◆ **Exercise aim**
What is needed is an exact copy of the line where "Transcribe this image's" appears plus every later line in the material.

☆ ☆ ☆ ☆ ☆

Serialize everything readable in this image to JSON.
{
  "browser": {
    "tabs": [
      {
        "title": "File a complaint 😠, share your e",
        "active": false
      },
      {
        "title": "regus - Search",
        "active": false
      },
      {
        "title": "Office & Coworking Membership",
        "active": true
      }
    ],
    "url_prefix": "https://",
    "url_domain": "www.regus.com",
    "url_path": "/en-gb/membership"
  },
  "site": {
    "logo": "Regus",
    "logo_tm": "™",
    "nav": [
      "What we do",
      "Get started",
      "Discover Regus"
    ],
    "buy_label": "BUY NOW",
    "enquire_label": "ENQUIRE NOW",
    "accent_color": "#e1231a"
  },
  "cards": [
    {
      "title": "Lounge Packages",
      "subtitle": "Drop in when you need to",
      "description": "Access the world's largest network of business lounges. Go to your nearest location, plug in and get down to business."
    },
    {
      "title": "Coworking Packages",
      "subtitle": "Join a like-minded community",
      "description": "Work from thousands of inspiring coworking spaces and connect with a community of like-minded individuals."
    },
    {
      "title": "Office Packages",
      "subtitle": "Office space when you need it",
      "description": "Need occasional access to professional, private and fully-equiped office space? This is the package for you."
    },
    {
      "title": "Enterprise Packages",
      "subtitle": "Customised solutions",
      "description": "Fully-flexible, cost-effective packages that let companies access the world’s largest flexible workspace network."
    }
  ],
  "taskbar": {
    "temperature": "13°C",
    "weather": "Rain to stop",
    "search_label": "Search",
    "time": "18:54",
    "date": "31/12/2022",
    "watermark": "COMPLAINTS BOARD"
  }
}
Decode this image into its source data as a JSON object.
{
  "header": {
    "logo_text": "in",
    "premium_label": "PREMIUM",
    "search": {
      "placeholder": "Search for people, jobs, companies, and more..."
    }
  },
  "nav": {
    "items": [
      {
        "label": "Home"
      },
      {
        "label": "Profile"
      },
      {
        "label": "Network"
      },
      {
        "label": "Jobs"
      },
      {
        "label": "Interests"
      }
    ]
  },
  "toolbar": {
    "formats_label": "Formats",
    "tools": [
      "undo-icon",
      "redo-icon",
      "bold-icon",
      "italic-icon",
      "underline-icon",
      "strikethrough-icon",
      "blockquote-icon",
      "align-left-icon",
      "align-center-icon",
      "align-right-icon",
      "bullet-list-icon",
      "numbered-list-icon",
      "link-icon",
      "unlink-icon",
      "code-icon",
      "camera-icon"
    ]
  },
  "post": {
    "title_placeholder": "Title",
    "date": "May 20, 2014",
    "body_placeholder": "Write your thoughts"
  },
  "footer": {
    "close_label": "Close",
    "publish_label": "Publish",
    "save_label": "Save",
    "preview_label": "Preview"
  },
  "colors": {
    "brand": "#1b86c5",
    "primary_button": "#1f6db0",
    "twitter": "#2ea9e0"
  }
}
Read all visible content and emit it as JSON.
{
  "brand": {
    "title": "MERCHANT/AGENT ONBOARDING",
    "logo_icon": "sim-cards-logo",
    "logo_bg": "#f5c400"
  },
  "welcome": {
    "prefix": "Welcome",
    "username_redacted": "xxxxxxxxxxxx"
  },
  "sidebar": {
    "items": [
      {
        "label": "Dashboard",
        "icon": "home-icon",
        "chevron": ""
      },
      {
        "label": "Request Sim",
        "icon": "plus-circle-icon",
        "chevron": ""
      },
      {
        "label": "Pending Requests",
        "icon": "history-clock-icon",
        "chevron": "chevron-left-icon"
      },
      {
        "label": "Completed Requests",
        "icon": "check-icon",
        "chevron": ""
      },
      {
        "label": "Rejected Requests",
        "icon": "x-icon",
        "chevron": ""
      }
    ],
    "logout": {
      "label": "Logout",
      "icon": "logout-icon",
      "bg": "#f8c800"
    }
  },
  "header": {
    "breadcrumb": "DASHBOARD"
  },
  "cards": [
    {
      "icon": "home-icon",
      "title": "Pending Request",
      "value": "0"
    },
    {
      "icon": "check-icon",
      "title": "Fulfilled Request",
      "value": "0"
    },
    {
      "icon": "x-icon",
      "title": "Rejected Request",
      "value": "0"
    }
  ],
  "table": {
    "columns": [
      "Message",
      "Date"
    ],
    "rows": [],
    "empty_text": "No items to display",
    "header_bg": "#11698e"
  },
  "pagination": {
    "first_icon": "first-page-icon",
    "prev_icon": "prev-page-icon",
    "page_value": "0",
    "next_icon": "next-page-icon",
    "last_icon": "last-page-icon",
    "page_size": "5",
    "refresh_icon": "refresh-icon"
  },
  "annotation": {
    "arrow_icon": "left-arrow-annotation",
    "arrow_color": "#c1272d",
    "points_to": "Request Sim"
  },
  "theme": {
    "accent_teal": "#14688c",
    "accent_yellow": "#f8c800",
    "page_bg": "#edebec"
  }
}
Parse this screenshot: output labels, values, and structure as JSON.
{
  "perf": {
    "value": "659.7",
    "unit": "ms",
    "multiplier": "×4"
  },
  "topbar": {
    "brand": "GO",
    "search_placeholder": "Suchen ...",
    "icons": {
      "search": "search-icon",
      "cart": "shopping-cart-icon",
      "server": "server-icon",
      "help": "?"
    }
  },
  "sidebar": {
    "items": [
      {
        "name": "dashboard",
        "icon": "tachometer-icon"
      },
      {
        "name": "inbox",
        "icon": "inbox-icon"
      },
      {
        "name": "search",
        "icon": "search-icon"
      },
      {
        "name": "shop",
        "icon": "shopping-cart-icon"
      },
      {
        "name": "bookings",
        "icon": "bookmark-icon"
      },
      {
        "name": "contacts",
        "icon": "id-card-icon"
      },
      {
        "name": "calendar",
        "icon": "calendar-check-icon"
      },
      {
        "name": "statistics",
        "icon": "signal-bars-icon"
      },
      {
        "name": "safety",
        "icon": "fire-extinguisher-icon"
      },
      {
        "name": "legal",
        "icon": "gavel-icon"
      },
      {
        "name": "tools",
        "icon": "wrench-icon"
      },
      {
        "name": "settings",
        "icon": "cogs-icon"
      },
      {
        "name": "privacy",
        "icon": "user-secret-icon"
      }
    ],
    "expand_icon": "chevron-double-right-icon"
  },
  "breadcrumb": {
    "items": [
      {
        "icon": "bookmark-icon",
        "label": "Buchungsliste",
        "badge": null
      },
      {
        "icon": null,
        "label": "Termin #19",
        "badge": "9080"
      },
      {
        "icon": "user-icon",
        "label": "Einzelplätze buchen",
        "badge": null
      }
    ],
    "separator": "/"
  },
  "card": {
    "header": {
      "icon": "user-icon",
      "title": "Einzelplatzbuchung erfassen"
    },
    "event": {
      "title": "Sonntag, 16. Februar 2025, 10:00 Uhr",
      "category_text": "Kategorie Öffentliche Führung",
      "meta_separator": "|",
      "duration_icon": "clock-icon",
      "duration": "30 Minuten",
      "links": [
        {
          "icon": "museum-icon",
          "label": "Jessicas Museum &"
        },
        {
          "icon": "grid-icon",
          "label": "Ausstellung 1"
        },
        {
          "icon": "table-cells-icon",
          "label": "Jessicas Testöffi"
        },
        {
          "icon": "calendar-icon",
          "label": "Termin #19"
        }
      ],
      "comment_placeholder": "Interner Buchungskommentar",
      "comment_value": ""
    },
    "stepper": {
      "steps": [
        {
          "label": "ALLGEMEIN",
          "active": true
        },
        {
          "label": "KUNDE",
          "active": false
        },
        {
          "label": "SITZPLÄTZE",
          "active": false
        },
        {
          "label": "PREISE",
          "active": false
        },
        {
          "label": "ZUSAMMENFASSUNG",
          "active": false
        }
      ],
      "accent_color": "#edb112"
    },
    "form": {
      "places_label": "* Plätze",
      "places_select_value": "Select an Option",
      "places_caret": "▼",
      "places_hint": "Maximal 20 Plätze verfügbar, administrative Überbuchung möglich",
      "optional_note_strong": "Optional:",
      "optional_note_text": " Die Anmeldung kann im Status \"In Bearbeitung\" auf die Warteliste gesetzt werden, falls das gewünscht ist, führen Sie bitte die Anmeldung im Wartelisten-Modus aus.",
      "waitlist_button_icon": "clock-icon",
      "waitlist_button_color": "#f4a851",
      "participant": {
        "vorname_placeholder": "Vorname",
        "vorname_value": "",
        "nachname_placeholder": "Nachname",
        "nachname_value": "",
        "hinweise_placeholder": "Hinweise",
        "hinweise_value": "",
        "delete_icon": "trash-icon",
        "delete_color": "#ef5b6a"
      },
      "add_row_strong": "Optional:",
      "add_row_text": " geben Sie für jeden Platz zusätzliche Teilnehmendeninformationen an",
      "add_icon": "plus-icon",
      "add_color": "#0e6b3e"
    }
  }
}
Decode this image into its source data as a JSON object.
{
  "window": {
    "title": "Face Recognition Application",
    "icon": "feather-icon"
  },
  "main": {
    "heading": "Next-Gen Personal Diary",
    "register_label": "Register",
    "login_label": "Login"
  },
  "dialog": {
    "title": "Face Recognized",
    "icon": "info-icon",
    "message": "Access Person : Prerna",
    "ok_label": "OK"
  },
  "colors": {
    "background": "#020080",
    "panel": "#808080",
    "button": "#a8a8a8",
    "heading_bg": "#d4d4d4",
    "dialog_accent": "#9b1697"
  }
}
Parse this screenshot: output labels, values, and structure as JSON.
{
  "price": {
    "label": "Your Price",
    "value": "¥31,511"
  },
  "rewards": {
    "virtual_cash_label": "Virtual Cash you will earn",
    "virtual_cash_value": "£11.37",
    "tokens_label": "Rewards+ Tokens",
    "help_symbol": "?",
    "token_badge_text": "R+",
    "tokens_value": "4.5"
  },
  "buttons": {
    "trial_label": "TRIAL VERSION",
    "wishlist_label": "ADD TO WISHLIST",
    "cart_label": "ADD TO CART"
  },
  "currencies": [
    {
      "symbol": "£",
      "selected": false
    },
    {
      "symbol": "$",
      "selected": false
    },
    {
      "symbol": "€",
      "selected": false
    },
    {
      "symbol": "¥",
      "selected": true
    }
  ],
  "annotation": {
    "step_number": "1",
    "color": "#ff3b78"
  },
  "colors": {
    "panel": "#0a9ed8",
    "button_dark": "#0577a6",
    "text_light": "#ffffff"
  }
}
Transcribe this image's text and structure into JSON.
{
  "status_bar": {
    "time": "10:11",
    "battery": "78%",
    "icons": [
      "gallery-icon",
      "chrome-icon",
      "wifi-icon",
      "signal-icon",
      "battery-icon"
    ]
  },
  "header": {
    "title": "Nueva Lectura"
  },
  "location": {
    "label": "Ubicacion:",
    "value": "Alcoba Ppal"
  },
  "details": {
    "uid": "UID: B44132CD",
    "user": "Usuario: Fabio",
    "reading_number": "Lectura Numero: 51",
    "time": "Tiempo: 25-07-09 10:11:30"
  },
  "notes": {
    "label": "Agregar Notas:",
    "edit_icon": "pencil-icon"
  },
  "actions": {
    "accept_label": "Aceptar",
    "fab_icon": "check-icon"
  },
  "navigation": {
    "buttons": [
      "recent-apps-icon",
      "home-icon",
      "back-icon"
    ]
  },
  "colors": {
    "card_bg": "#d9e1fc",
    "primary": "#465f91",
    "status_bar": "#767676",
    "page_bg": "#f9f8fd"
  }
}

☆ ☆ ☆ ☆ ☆

◆ **Task response**
Transcribe this image's text and structure into JSON.
{
  "status_bar": {
    "time": "10:11",
    "battery": "78%",
    "icons": [
      "gallery-icon",
      "chrome-icon",
      "wifi-icon",
      "signal-icon",
      "battery-icon"
    ]
  },
  "header": {
    "title": "Nueva Lectura"
  },
  "location": {
    "label": "Ubicacion:",
    "value": "Alcoba Ppal"
  },
  "details": {
    "uid": "UID: B44132CD",
    "user": "Usuario: Fabio",
    "reading_number": "Lectura Numero: 51",
    "time": "Tiempo: 25-07-09 10:11:30"
  },
  "notes": {
    "label": "Agregar Notas:",
    "edit_icon": "pencil-icon"
  },
  "actions": {
    "accept_label": "Aceptar",
    "fab_icon": "check-icon"
  },
  "navigation": {
    "buttons": [
      "recent-apps-icon",
      "home-icon",
      "back-icon"
    ]
  },
  "colors": {
    "card_bg": "#d9e1fc",
    "primary": "#465f91",
    "status_bar": "#767676",
    "page_bg": "#f9f8fd"
  }
}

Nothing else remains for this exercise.